[Component data from apps and pages]
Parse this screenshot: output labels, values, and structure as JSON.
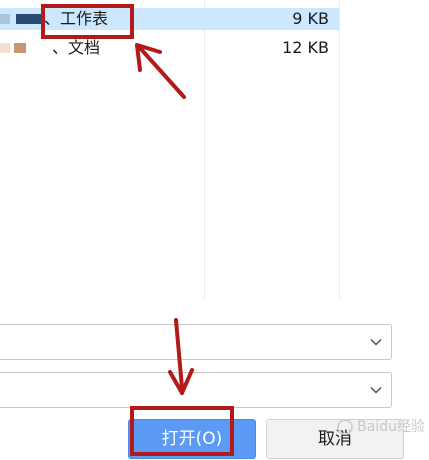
{
  "files": [
    {
      "name": "、工作表",
      "size": "9 KB",
      "selected": true
    },
    {
      "name": "、文档",
      "size": "12 KB",
      "selected": false
    }
  ],
  "dropdowns": [
    {
      "value": ""
    },
    {
      "value": ""
    }
  ],
  "buttons": {
    "open_label": "打开(O)",
    "cancel_label": "取消"
  },
  "watermark": "Baidu经验",
  "colors": {
    "selection": "#cce8ff",
    "primary_button": "#5b9bf5",
    "annotation": "#b31a1a"
  },
  "icons": {
    "dropdown": "chevron-down-icon"
  }
}
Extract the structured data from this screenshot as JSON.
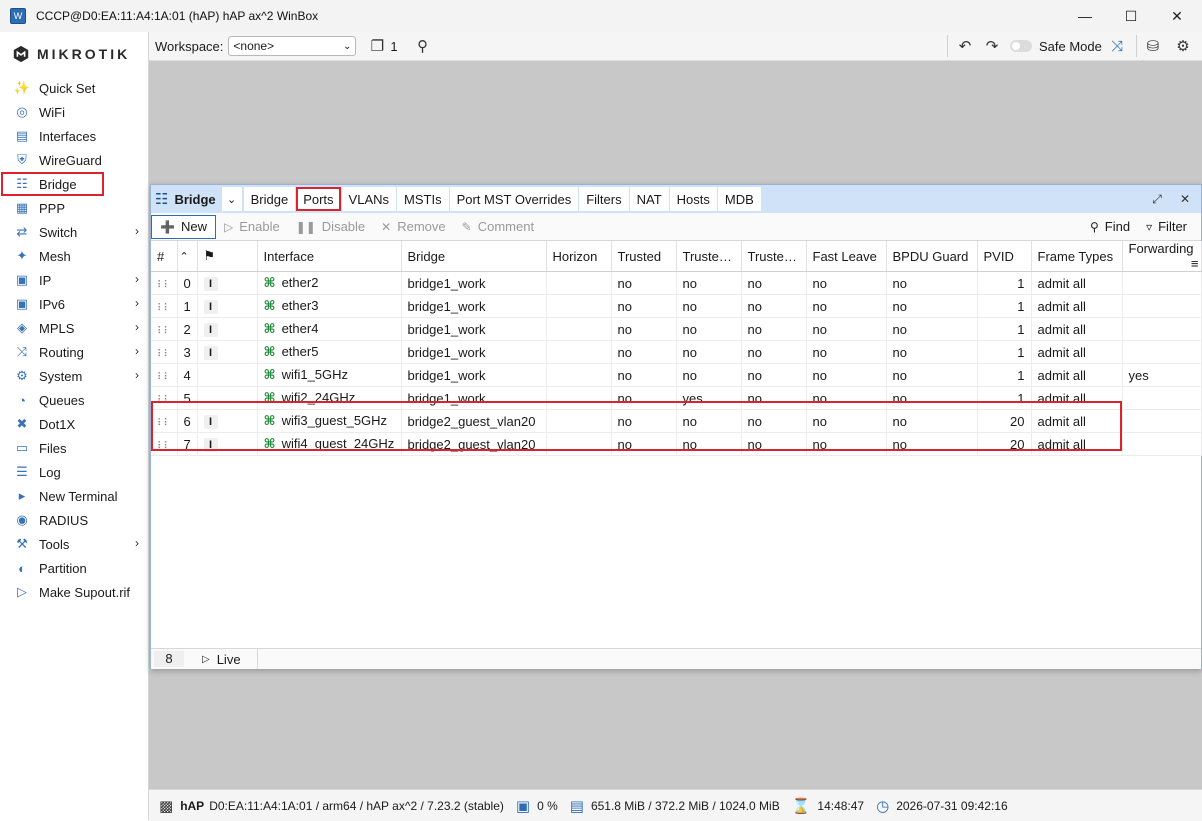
{
  "window": {
    "title": "CCCP@D0:EA:11:A4:1A:01 (hAP) hAP ax^2 WinBox",
    "controls": [
      "minimize-icon",
      "maximize-icon",
      "close-icon"
    ]
  },
  "logo": {
    "text": "MIKROTIK"
  },
  "sidebar": {
    "items": [
      {
        "label": "Quick Set",
        "icon": "wand-icon",
        "chevron": false
      },
      {
        "label": "WiFi",
        "icon": "wifi-icon",
        "chevron": false
      },
      {
        "label": "Interfaces",
        "icon": "interfaces-icon",
        "chevron": false
      },
      {
        "label": "WireGuard",
        "icon": "shield-icon",
        "chevron": false
      },
      {
        "label": "Bridge",
        "icon": "bridge-icon",
        "chevron": false,
        "selected": true
      },
      {
        "label": "PPP",
        "icon": "ppp-icon",
        "chevron": false
      },
      {
        "label": "Switch",
        "icon": "switch-icon",
        "chevron": true
      },
      {
        "label": "Mesh",
        "icon": "mesh-icon",
        "chevron": false
      },
      {
        "label": "IP",
        "icon": "ip-icon",
        "chevron": true
      },
      {
        "label": "IPv6",
        "icon": "ipv6-icon",
        "chevron": true
      },
      {
        "label": "MPLS",
        "icon": "tag-icon",
        "chevron": true
      },
      {
        "label": "Routing",
        "icon": "routing-icon",
        "chevron": true
      },
      {
        "label": "System",
        "icon": "gear-icon",
        "chevron": true
      },
      {
        "label": "Queues",
        "icon": "queues-icon",
        "chevron": false
      },
      {
        "label": "Dot1X",
        "icon": "dot1x-icon",
        "chevron": false
      },
      {
        "label": "Files",
        "icon": "folder-icon",
        "chevron": false
      },
      {
        "label": "Log",
        "icon": "log-icon",
        "chevron": false
      },
      {
        "label": "New Terminal",
        "icon": "terminal-icon",
        "chevron": false
      },
      {
        "label": "RADIUS",
        "icon": "radius-icon",
        "chevron": false
      },
      {
        "label": "Tools",
        "icon": "tools-icon",
        "chevron": true
      },
      {
        "label": "Partition",
        "icon": "partition-icon",
        "chevron": false
      },
      {
        "label": "Make Supout.rif",
        "icon": "supout-icon",
        "chevron": false
      }
    ]
  },
  "toolbar": {
    "workspace_label": "Workspace:",
    "workspace_value": "<none>",
    "window_count": "1",
    "safe_mode_label": "Safe Mode"
  },
  "panel": {
    "title": "Bridge",
    "tabs": [
      "Bridge",
      "Ports",
      "VLANs",
      "MSTIs",
      "Port MST Overrides",
      "Filters",
      "NAT",
      "Hosts",
      "MDB"
    ],
    "active_tab": "Ports",
    "actions": {
      "new": "New",
      "enable": "Enable",
      "disable": "Disable",
      "remove": "Remove",
      "comment": "Comment",
      "find": "Find",
      "filter": "Filter"
    },
    "columns": [
      "#",
      "",
      "Interface",
      "Bridge",
      "Horizon",
      "Trusted",
      "Trusted...",
      "Trusted...",
      "Fast Leave",
      "BPDU Guard",
      "PVID",
      "Frame Types",
      "Forwarding"
    ],
    "rows": [
      {
        "n": "0",
        "flag": "I",
        "iface": "ether2",
        "bridge": "bridge1_work",
        "horizon": "",
        "trusted": "no",
        "t2": "no",
        "t3": "no",
        "fast": "no",
        "bpdu": "no",
        "pvid": "1",
        "frame": "admit all",
        "fwd": ""
      },
      {
        "n": "1",
        "flag": "I",
        "iface": "ether3",
        "bridge": "bridge1_work",
        "horizon": "",
        "trusted": "no",
        "t2": "no",
        "t3": "no",
        "fast": "no",
        "bpdu": "no",
        "pvid": "1",
        "frame": "admit all",
        "fwd": ""
      },
      {
        "n": "2",
        "flag": "I",
        "iface": "ether4",
        "bridge": "bridge1_work",
        "horizon": "",
        "trusted": "no",
        "t2": "no",
        "t3": "no",
        "fast": "no",
        "bpdu": "no",
        "pvid": "1",
        "frame": "admit all",
        "fwd": ""
      },
      {
        "n": "3",
        "flag": "I",
        "iface": "ether5",
        "bridge": "bridge1_work",
        "horizon": "",
        "trusted": "no",
        "t2": "no",
        "t3": "no",
        "fast": "no",
        "bpdu": "no",
        "pvid": "1",
        "frame": "admit all",
        "fwd": ""
      },
      {
        "n": "4",
        "flag": "",
        "iface": "wifi1_5GHz",
        "bridge": "bridge1_work",
        "horizon": "",
        "trusted": "no",
        "t2": "no",
        "t3": "no",
        "fast": "no",
        "bpdu": "no",
        "pvid": "1",
        "frame": "admit all",
        "fwd": "yes"
      },
      {
        "n": "5",
        "flag": "",
        "iface": "wifi2_24GHz",
        "bridge": "bridge1_work",
        "horizon": "",
        "trusted": "no",
        "t2": "yes",
        "t3": "no",
        "fast": "no",
        "bpdu": "no",
        "pvid": "1",
        "frame": "admit all",
        "fwd": ""
      },
      {
        "n": "6",
        "flag": "I",
        "iface": "wifi3_guest_5GHz",
        "bridge": "bridge2_guest_vlan20",
        "horizon": "",
        "trusted": "no",
        "t2": "no",
        "t3": "no",
        "fast": "no",
        "bpdu": "no",
        "pvid": "20",
        "frame": "admit all",
        "fwd": ""
      },
      {
        "n": "7",
        "flag": "I",
        "iface": "wifi4_guest_24GHz",
        "bridge": "bridge2_guest_vlan20",
        "horizon": "",
        "trusted": "no",
        "t2": "no",
        "t3": "no",
        "fast": "no",
        "bpdu": "no",
        "pvid": "20",
        "frame": "admit all",
        "fwd": ""
      }
    ],
    "footer": {
      "count": "8",
      "live": "Live"
    }
  },
  "status": {
    "device": "hAP",
    "info": "D0:EA:11:A4:1A:01 / arm64 / hAP ax^2 / 7.23.2 (stable)",
    "cpu": "0 %",
    "memory": "651.8 MiB / 372.2 MiB / 1024.0 MiB",
    "uptime": "14:48:47",
    "datetime": "2026-07-31 09:42:16"
  },
  "colors": {
    "accent": "#2d6db5",
    "highlight": "#d9232d",
    "tabbar": "#cfe2f7",
    "workspace": "#c8c8c8"
  }
}
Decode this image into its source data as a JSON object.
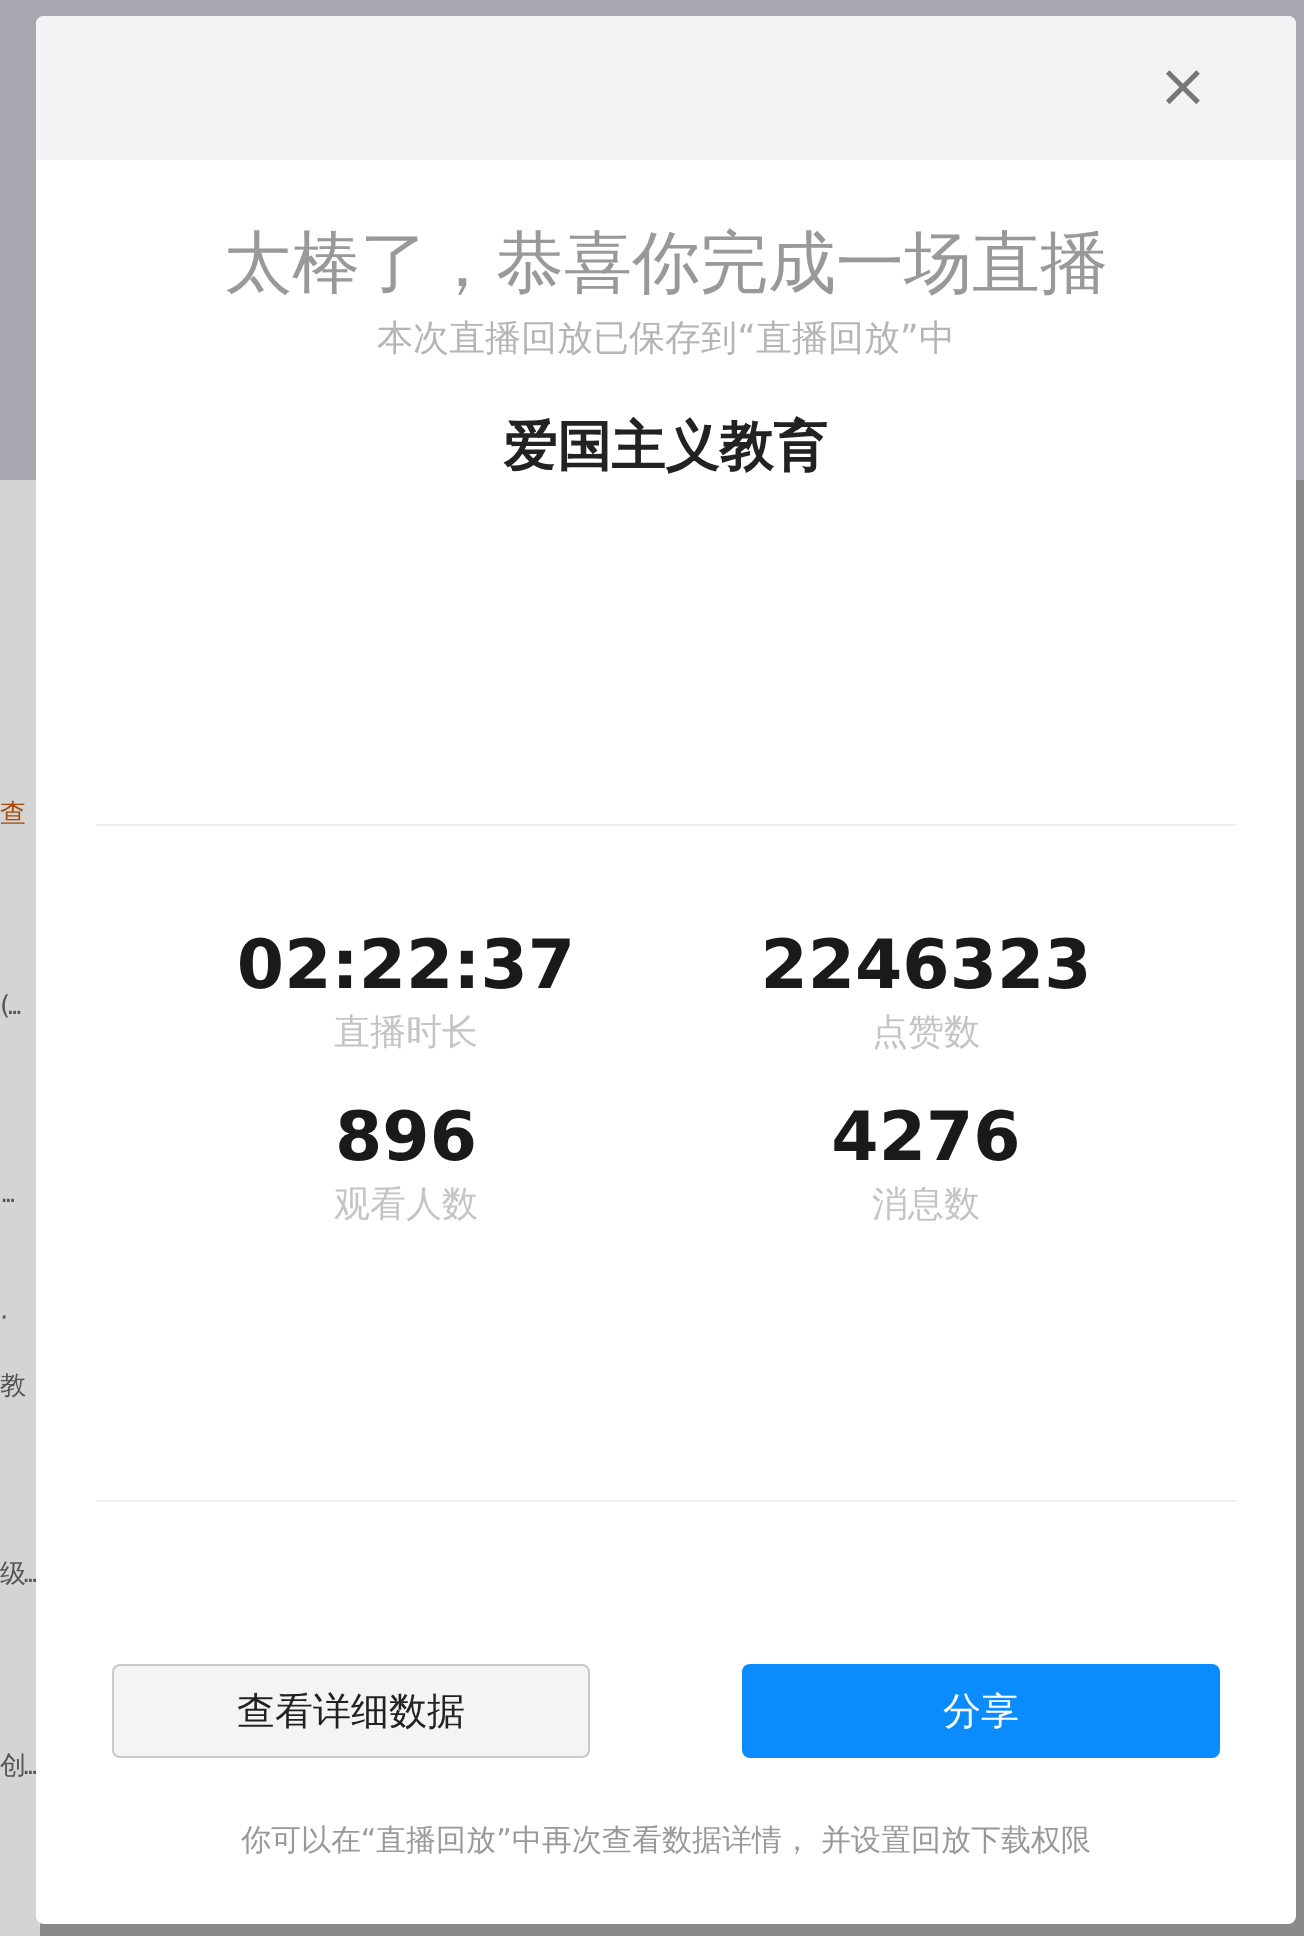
{
  "background": {
    "items": [
      {
        "text": "查",
        "color": "#a84a00"
      },
      {
        "text": "(...",
        "color": "#555555"
      },
      {
        "text": "...",
        "color": "#555555"
      },
      {
        "text": "·",
        "color": "#555555"
      },
      {
        "text": "教",
        "color": "#555555"
      },
      {
        "text": "级...",
        "color": "#555555"
      },
      {
        "text": "创...",
        "color": "#555555"
      }
    ]
  },
  "dialog": {
    "close": "×",
    "title": "太棒了，恭喜你完成一场直播",
    "subtitle": "本次直播回放已保存到“直播回放”中",
    "live_name": "爱国主义教育",
    "stats": [
      {
        "value": "02:22:37",
        "label": "直播时长"
      },
      {
        "value": "2246323",
        "label": "点赞数"
      },
      {
        "value": "896",
        "label": "观看人数"
      },
      {
        "value": "4276",
        "label": "消息数"
      }
    ],
    "buttons": [
      {
        "label": "查看详细数据",
        "kind": "secondary"
      },
      {
        "label": "分享",
        "kind": "primary"
      }
    ],
    "footer": "你可以在“直播回放”中再次查看数据详情， 并设置回放下载权限"
  }
}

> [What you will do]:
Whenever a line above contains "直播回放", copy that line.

> [Written solution]:
    "subtitle": "本次直播回放已保存到“直播回放”中",
    "footer": "你可以在“直播回放”中再次查看数据详情， 并设置回放下载权限"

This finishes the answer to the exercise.